▸ **How to complete this task**:
A word-for-word reproduction of the listing is required.

○ ○ ○ ○

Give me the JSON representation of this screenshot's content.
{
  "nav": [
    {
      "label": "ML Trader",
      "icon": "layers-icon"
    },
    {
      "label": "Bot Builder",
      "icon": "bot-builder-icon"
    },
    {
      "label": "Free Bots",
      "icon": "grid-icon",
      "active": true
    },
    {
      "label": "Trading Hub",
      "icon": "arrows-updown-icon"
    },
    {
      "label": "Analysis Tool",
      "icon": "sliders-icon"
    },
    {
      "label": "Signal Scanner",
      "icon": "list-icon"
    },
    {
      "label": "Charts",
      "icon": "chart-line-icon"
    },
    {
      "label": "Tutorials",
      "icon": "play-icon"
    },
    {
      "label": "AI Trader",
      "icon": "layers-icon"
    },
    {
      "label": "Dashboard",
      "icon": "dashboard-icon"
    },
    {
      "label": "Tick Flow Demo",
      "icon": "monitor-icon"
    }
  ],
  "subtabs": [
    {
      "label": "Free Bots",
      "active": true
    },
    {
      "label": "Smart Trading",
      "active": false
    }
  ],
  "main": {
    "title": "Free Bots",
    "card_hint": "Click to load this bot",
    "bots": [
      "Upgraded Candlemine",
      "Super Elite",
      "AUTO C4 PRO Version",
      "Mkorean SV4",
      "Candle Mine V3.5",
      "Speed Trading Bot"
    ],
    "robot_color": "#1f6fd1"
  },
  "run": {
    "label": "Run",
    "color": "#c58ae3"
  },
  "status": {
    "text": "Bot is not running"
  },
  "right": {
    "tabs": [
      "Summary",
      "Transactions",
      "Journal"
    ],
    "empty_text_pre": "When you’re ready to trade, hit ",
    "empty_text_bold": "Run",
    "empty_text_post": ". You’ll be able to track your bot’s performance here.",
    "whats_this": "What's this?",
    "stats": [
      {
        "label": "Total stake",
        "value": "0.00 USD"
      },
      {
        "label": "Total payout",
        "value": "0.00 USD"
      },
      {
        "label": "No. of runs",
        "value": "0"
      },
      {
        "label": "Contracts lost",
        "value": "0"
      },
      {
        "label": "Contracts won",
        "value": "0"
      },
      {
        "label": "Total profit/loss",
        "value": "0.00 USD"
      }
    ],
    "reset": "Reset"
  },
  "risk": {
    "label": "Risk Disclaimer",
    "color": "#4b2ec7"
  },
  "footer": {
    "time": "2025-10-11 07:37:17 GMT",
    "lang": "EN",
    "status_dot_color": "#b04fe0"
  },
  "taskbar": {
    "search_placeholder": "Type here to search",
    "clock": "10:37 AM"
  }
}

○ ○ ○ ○

▸ **Response area**:
Give me the JSON representation of this screenshot's content.
{
  "nav": [
    {
      "label": "ML Trader",
      "icon": "layers-icon"
    },
    {
      "label": "Bot Builder",
      "icon": "bot-builder-icon"
    },
    {
      "label": "Free Bots",
      "icon": "grid-icon",
      "active": true
    },
    {
      "label": "Trading Hub",
      "icon": "arrows-updown-icon"
    },
    {
      "label": "Analysis Tool",
      "icon": "sliders-icon"
    },
    {
      "label": "Signal Scanner",
      "icon": "list-icon"
    },
    {
      "label": "Charts",
      "icon": "chart-line-icon"
    },
    {
      "label": "Tutorials",
      "icon": "play-icon"
    },
    {
      "label": "AI Trader",
      "icon": "layers-icon"
    },
    {
      "label": "Dashboard",
      "icon": "dashboard-icon"
    },
    {
      "label": "Tick Flow Demo",
      "icon": "monitor-icon"
    }
  ],
  "subtabs": [
    {
      "label": "Free Bots",
      "active": true
    },
    {
      "label": "Smart Trading",
      "active": false
    }
  ],
  "main": {
    "title": "Free Bots",
    "card_hint": "Click to load this bot",
    "bots": [
      "Upgraded Candlemine",
      "Super Elite",
      "AUTO C4 PRO Version",
      "Mkorean SV4",
      "Candle Mine V3.5",
      "Speed Trading Bot"
    ],
    "robot_color": "#1f6fd1"
  },
  "run": {
    "label": "Run",
    "color": "#c58ae3"
  },
  "status": {
    "text": "Bot is not running"
  },
  "right": {
    "tabs": [
      "Summary",
      "Transactions",
      "Journal"
    ],
    "empty_text_pre": "When you’re ready to trade, hit ",
    "empty_text_bold": "Run",
    "empty_text_post": ". You’ll be able to track your bot’s performance here.",
    "whats_this": "What's this?",
    "stats": [
      {
        "label": "Total stake",
        "value": "0.00 USD"
      },
      {
        "label": "Total payout",
        "value": "0.00 USD"
      },
      {
        "label": "No. of runs",
        "value": "0"
      },
      {
        "label": "Contracts lost",
        "value": "0"
      },
      {
        "label": "Contracts won",
        "value": "0"
      },
      {
        "label": "Total profit/loss",
        "value": "0.00 USD"
      }
    ],
    "reset": "Reset"
  },
  "risk": {
    "label": "Risk Disclaimer",
    "color": "#4b2ec7"
  },
  "footer": {
    "time": "2025-10-11 07:37:17 GMT",
    "lang": "EN",
    "status_dot_color": "#b04fe0"
  },
  "taskbar": {
    "search_placeholder": "Type here to search",
    "clock": "10:37 AM"
  }
}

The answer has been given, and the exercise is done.